Niladri Basu, who had come to Gariahat in the afternoon for shopping, had a nightmarish experience while returning home to Behala in the evening. “There was not a single auto. About 50 people were trying to get into a taxi. I waited for a bus for 30 minutes but all the buses were so crowded that I could not get into any,” he recounted.

In the afternoon, auto drivers from several routes in south Calcutta held a meeting at Deshapriya Park to decide their course of action. Sources said they failed to reach a consensus. “Some wanted to start an agitation by blocking roads, while others were in favour of requesting the government to roll back the LPG price hike,” said Md Zahid, an auto driver on the Gariahat-Park Circus route. Auto drivers said they would wait another month before launching a major protest. The services would be normal from Friday, said the operators.

The LPG price was raised by Rs 11.86 a litre on Wednesday. A litre of LPG costs around Rs 67 now. An auto runs close to 18km on one litre of LPG.

The retail prices rose because of a spike in international LPG prices over the past three months. It has also led to an increase in the price of non-subsidised cooking gas cylinders. Oil companies charge import parity prices on all other categories except subsidised domestic LPG.

“LPG producers like Saudi Aramco has hiked LPG contract prices in December by $275 — or Rs 17,130 — a tonne. Such hikes generally happen in winter. Domestic prices are reflecting this. However, the good news is LPG prices are going down now. Hopefully, prices of auto LPG and non-subsidised cooking gas will come down in February,” an oil industry executive said.

India requires 15 million tonnes of LPG. Out of this, 6 million tonnes are imported.
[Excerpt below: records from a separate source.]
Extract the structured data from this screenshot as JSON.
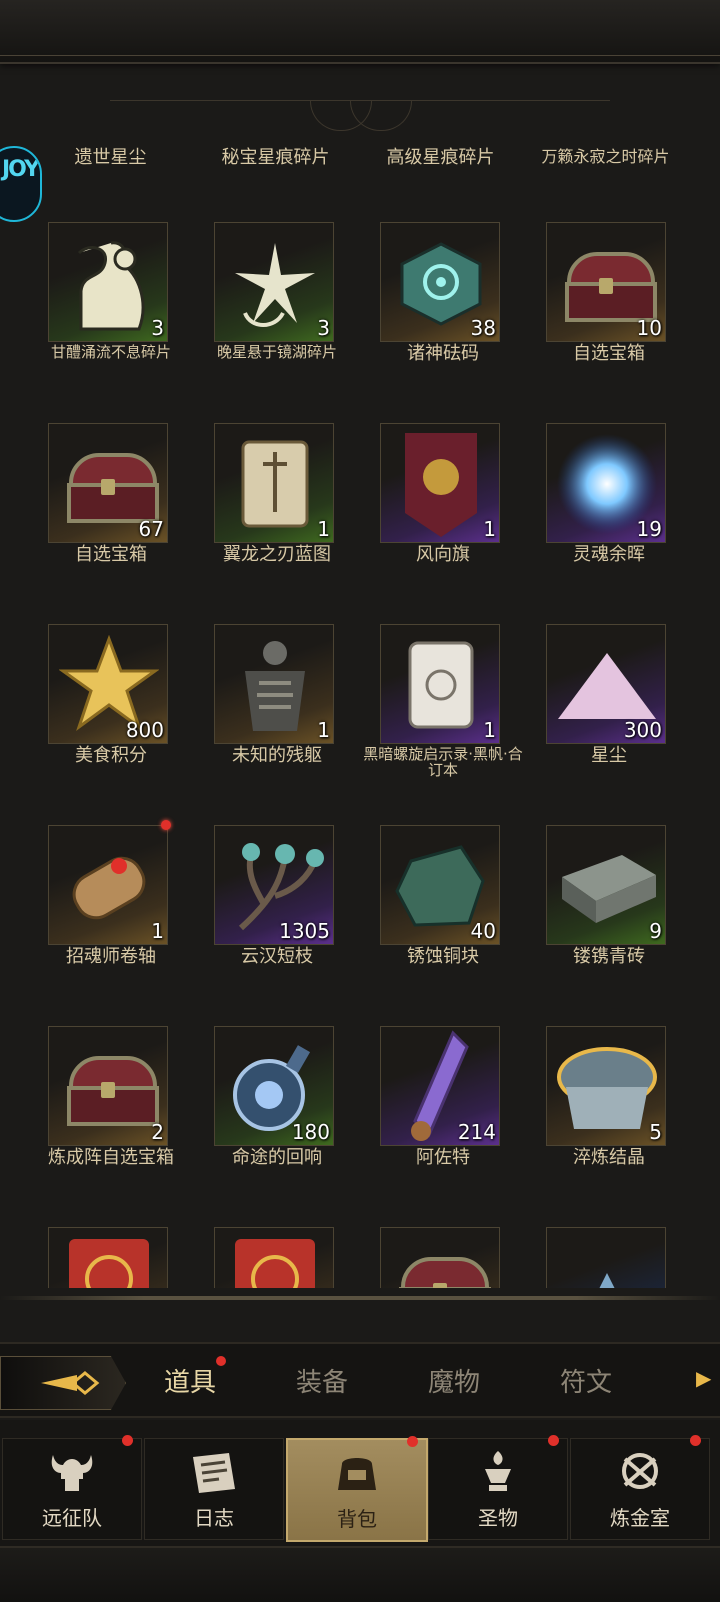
{
  "header_labels": [
    "遗世星尘",
    "秘宝星痕碎片",
    "高级星痕碎片",
    "万籁永寂之时碎片"
  ],
  "items": [
    {
      "name": "甘醴涌流不息碎片",
      "count": "3",
      "rarity": "green",
      "icon": "figure-icon"
    },
    {
      "name": "晚星悬于镜湖碎片",
      "count": "3",
      "rarity": "green",
      "icon": "star-burst-icon"
    },
    {
      "name": "诸神砝码",
      "count": "38",
      "rarity": "gold",
      "icon": "rune-cube-icon"
    },
    {
      "name": "自选宝箱",
      "count": "10",
      "rarity": "gold",
      "icon": "chest-icon"
    },
    {
      "name": "自选宝箱",
      "count": "67",
      "rarity": "gold",
      "icon": "chest-icon"
    },
    {
      "name": "翼龙之刃蓝图",
      "count": "1",
      "rarity": "green",
      "icon": "scroll-sword-icon"
    },
    {
      "name": "风向旗",
      "count": "1",
      "rarity": "purple",
      "icon": "banner-icon"
    },
    {
      "name": "灵魂余晖",
      "count": "19",
      "rarity": "purple",
      "icon": "soul-orb-icon"
    },
    {
      "name": "美食积分",
      "count": "800",
      "rarity": "gold",
      "icon": "gold-star-icon"
    },
    {
      "name": "未知的残躯",
      "count": "1",
      "rarity": "gold",
      "icon": "remains-icon"
    },
    {
      "name": "黑暗螺旋启示录·黑帆·合订本",
      "count": "1",
      "rarity": "purple",
      "icon": "scroll-icon"
    },
    {
      "name": "星尘",
      "count": "300",
      "rarity": "purple",
      "icon": "stardust-icon"
    },
    {
      "name": "招魂师卷轴",
      "count": "1",
      "rarity": "gold",
      "icon": "summon-scroll-icon",
      "badge": true
    },
    {
      "name": "云汉短枝",
      "count": "1305",
      "rarity": "purple",
      "icon": "branch-icon"
    },
    {
      "name": "锈蚀铜块",
      "count": "40",
      "rarity": "gold",
      "icon": "copper-ore-icon"
    },
    {
      "name": "镂镌青砖",
      "count": "9",
      "rarity": "green",
      "icon": "brick-icon"
    },
    {
      "name": "炼成阵自选宝箱",
      "count": "2",
      "rarity": "gold",
      "icon": "chest-icon"
    },
    {
      "name": "命途的回响",
      "count": "180",
      "rarity": "green",
      "icon": "potion-icon"
    },
    {
      "name": "阿佐特",
      "count": "214",
      "rarity": "purple",
      "icon": "crystal-vial-icon"
    },
    {
      "name": "淬炼结晶",
      "count": "5",
      "rarity": "gold",
      "icon": "crystal-plate-icon"
    },
    {
      "name": "",
      "count": "",
      "rarity": "gold",
      "icon": "red-envelope-icon"
    },
    {
      "name": "",
      "count": "",
      "rarity": "gold",
      "icon": "red-envelope-icon"
    },
    {
      "name": "",
      "count": "",
      "rarity": "gold",
      "icon": "chest-icon"
    },
    {
      "name": "",
      "count": "",
      "rarity": "blue",
      "icon": "crystal-icon"
    }
  ],
  "tabs": [
    {
      "label": "道具",
      "active": true,
      "badge": true
    },
    {
      "label": "装备",
      "active": false,
      "badge": false
    },
    {
      "label": "魔物",
      "active": false,
      "badge": false
    },
    {
      "label": "符文",
      "active": false,
      "badge": false
    }
  ],
  "nav": [
    {
      "label": "远征队",
      "icon": "horned-helmet-icon",
      "badge": true,
      "active": false
    },
    {
      "label": "日志",
      "icon": "journal-icon",
      "badge": false,
      "active": false
    },
    {
      "label": "背包",
      "icon": "backpack-icon",
      "badge": true,
      "active": true
    },
    {
      "label": "圣物",
      "icon": "relic-icon",
      "badge": true,
      "active": false
    },
    {
      "label": "炼金室",
      "icon": "alchemy-icon",
      "badge": true,
      "active": false
    }
  ],
  "float_bubble": {
    "text": "JOY"
  }
}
The revenue loss public sector oil marketing companies had incurred last year on LPG sale was around Rs 39,558 crore.

Auto operators on some routes raised the fares to counter the rise in LPG prices. Commuters on the Park Circus-Esplanade route have been paying more — by Re 1 or Rs 2, depending on the distance travelled — since Wednesday.

Autos off road: 10,000
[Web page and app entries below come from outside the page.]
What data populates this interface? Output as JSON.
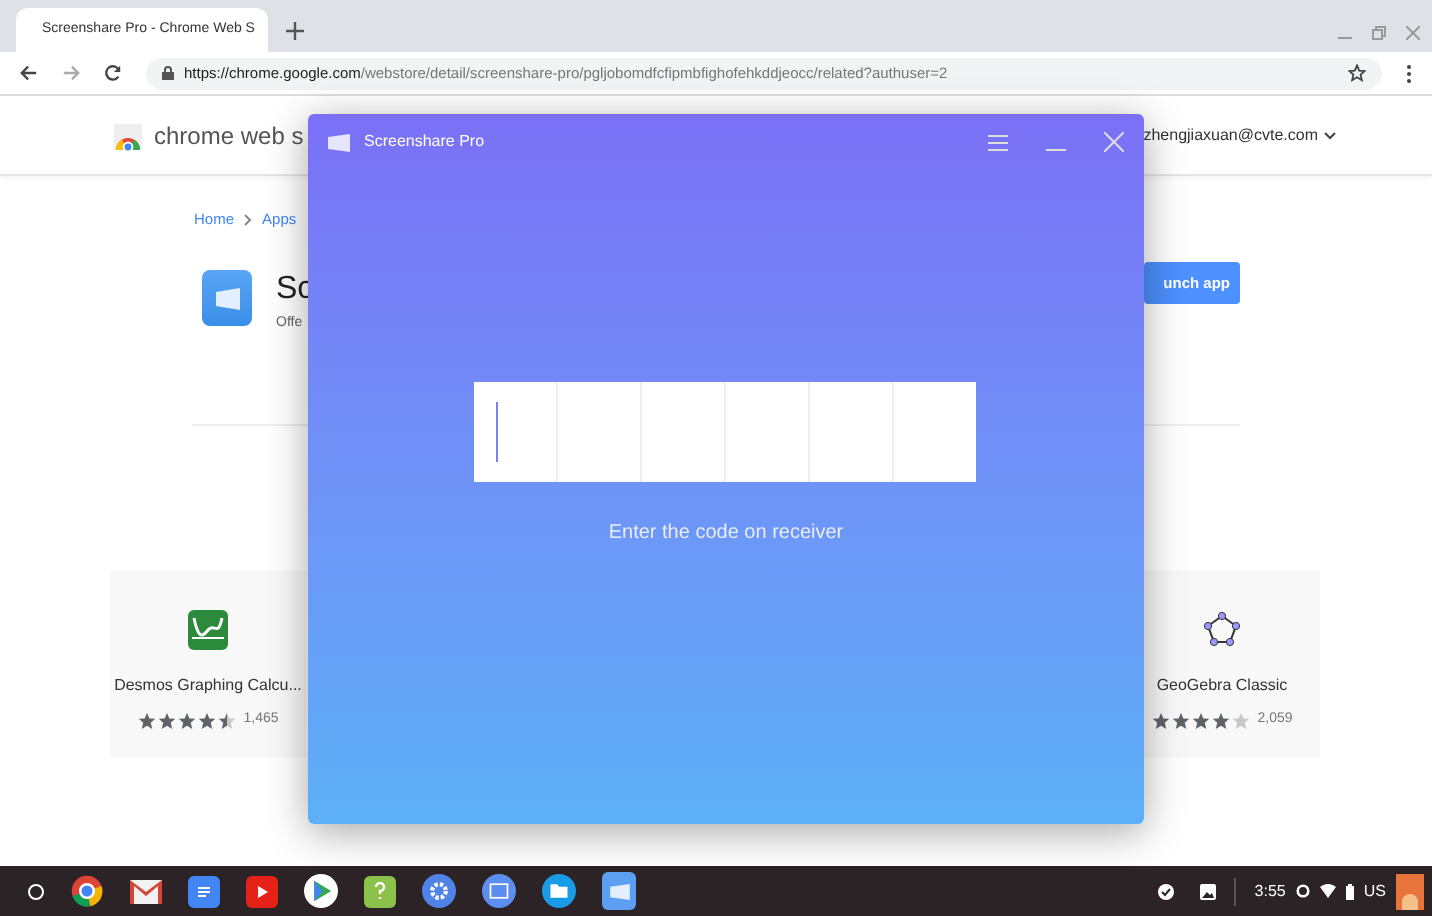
{
  "browser": {
    "tab": {
      "title": "Screenshare Pro - Chrome Web S",
      "selected": true
    },
    "url_host": "https://chrome.google.com",
    "url_path": "/webstore/detail/screenshare-pro/pgljobomdfcfipmbfighofehkddjeocc/related?authuser=2"
  },
  "store": {
    "brand": "chrome web s",
    "account": "zhengjiaxuan@cvte.com",
    "breadcrumbs": [
      "Home",
      "Apps"
    ],
    "app_title": "Sc",
    "offered": "Offe",
    "launch": "unch app"
  },
  "cards": [
    {
      "name": "Desmos Graphing Calcu...",
      "stars": 4.5,
      "count": "1,465"
    },
    {
      "name": "GeoGebra Classic",
      "stars": 4,
      "count": "2,059"
    }
  ],
  "dialog": {
    "title": "Screenshare Pro",
    "cells": [
      {
        "focused": true
      },
      {
        "focused": false
      },
      {
        "focused": false
      },
      {
        "focused": false
      },
      {
        "focused": false
      },
      {
        "focused": false
      }
    ],
    "hint": "Enter the code on receiver"
  },
  "taskbar": {
    "time": "3:55",
    "locale": "US"
  }
}
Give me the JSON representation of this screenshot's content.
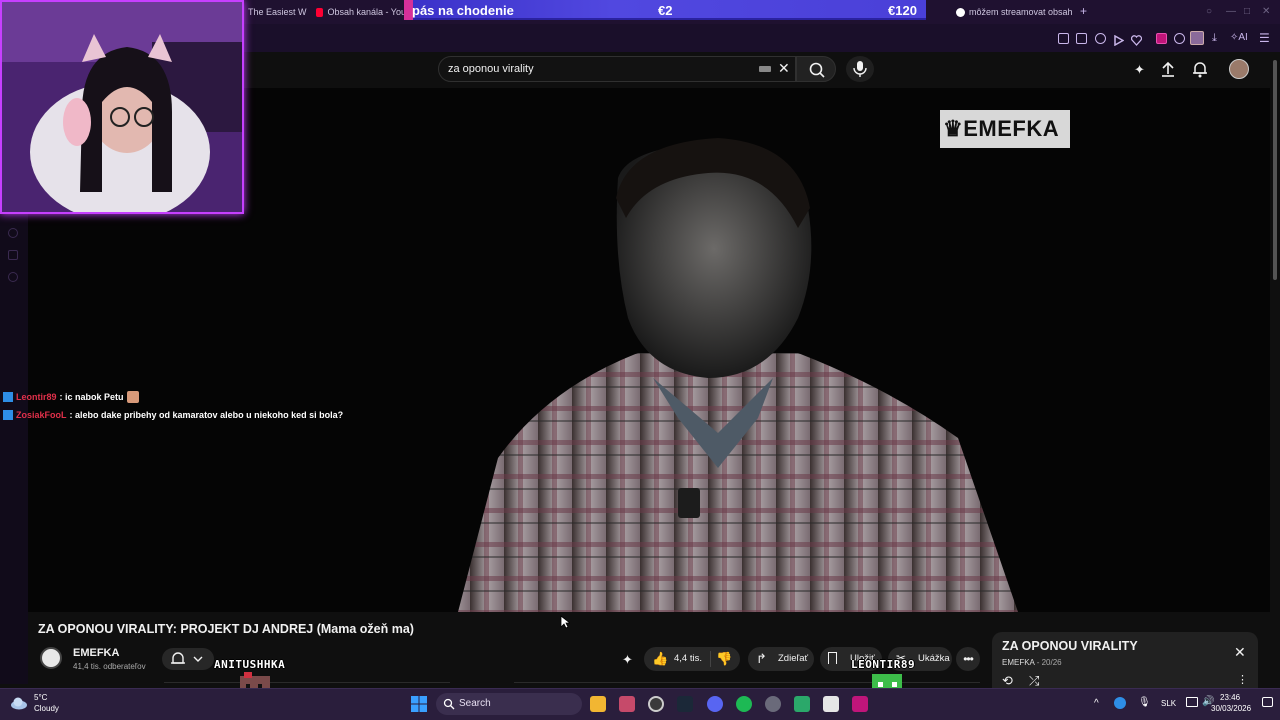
{
  "browser": {
    "tabs": [
      {
        "label": "The Easiest W"
      },
      {
        "label": "Obsah kanála - You"
      },
      {
        "label": "môžem streamovat obsah"
      }
    ],
    "new_tab_symbol": "+"
  },
  "donation_goal": {
    "label": "pás na chodenie",
    "current": "€2",
    "target": "€120",
    "progress_fraction": 0.017,
    "colors": {
      "bar": "#4a40d8",
      "fill": "#d6309a"
    }
  },
  "toolbar": {
    "ai_label": "AI"
  },
  "youtube": {
    "search_query": "za oponou virality",
    "video": {
      "watermark": "EMEFKA",
      "title": "ZA OPONOU VIRALITY: PROJEKT DJ ANDREJ (Mama ožeň ma)"
    },
    "channel": {
      "name": "EMEFKA",
      "subscribers": "41,4 tis. odberateľov"
    },
    "actions": {
      "likes": "4,4 tis.",
      "share": "Zdieľať",
      "save": "Uložiť",
      "clip": "Ukážka"
    },
    "playlist": {
      "title": "ZA OPONOU VIRALITY",
      "channel": "EMEFKA",
      "position": "20/26"
    }
  },
  "chat": [
    {
      "user": "Leontir89",
      "message": ": ic nabok Petu"
    },
    {
      "user": "ZosiakFooL",
      "message": ": alebo dake pribehy od kamaratov alebo u niekoho ked si bola?"
    }
  ],
  "sprites": [
    {
      "name": "ANITUSHHKA"
    },
    {
      "name": "LEONTIR89"
    }
  ],
  "taskbar": {
    "weather_temp": "5°C",
    "weather_desc": "Cloudy",
    "search_label": "Search",
    "language": "SLK",
    "time": "23:46",
    "date": "30/03/2026"
  }
}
Routes affected: 22

Routes where autos went off road

• Ballygunge-Rashbehari
• Gariahat-Rashbehari
• Gariahat-Behala
• Ballygunge-Alipore Court
• Gariahat-Park Circus
• Ultadanga-Jorabagan
• Hazra-CIT Road
• Hazra-Tollygunge
One of the fare-hike routes
• Park Circus-Esplanade